This wasn’t a matter of Frank having to wildly compromise his values and adjust his rotations to play Drummond more. The Pistons performed better when Drummond played with each of the team’s eight most-used players. There wasn’t a bad combination in the mix.
Drummond being good obviously makes a difference, but it was more than that. Players surely wanted to play with someone who has Drummond’s youthful energy, someone whose ability to find dunk opportunities creates open look for them, someone whose athleticism can cover their defensive mistakes.
Simply, Drummond inspired – but Frank never took advantage, and that might be the biggest reason he won’t see a third season in Detroit.
The inspiration gap
To start, the roster is still a mess – too many shooting guards, not enough interior players, too many players who could use major minutes, not enough players who necessitate major minutes. That’s probably a multi-year fix, and I won’t lambaste Frank for flaws he inherits with this team. I hope, and think, the Pistons won’t, either.
But Frank must help the players progress. Nearly every Piston could reasonably be expected to play better than he has the last year or two. For the players to improve under Frank, he must first get them to buy in.
Frank is gone, because he didn’t inspire the players to progress. But, despite a mid-season trade that improved the Pistons’ outlook, the roster is still somewhat a mess. With significant cap space and a lottery pick at their the disposal, the Pistons will have an opportunity to fix it.
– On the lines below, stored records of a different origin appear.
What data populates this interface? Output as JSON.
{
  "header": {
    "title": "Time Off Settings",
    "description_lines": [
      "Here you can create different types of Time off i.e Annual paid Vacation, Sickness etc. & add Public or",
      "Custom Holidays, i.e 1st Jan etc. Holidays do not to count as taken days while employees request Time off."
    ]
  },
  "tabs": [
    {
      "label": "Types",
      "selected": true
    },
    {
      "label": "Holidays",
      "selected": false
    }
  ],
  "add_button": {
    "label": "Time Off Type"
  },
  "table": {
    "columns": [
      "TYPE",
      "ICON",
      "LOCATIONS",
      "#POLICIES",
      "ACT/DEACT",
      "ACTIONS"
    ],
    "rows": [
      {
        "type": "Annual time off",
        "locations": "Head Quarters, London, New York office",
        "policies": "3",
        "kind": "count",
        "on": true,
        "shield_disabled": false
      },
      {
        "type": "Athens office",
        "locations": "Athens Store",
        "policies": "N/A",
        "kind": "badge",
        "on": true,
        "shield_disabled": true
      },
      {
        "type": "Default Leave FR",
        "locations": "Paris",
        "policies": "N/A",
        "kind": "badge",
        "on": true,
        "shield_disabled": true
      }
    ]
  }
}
They’ll also haven an opportunity to upgrade their coach. But whether or not Joe Dumars is retained, do you trust this management team to pick the right one, especially considering Tom Gores preferred Frank when Dumars wanted Woodson?
Gores said he’s willing to spend, and now is the time to show it. Bill Laimbeer, Patrick Ewing or Kelvin Sampson – who each interviewed for the job when it was last open – might be the best replacement for Frank. But if the pool of candidates is that small again, the Pistons are too likely to repeat previous mistakes. If one of those three beats out coaches who will command more money like Stan Van Gundy, Jeff Van Gundy and Nat McMillan, that would help establish their worthiness. The field must be larger this time, and that will require Gores to not only be willing to pay Frank $4 million next season, but his next coach more than that.
Frankly, I’m not impressed with the Pistons for simply firing Frank. Gores gave a too-soon declaration the Pistons “better” make the playoffs, and Frank is paying the price. Frank was the wrong coach for the job, and considering what the Pistons knew, he deserved to be fired. But I’m not sure there was a right coach for the job given the top’s instance on winning now despite having a substandard roster.
Gores, and maybe Dumars, will have a chance to hire another coach, though I’m not certain they’ll tab the right one. If they don’t upgrade the roster or change the impatient culture of the organization, they definitely won’t.
Frank is gone. I’m still uninspired.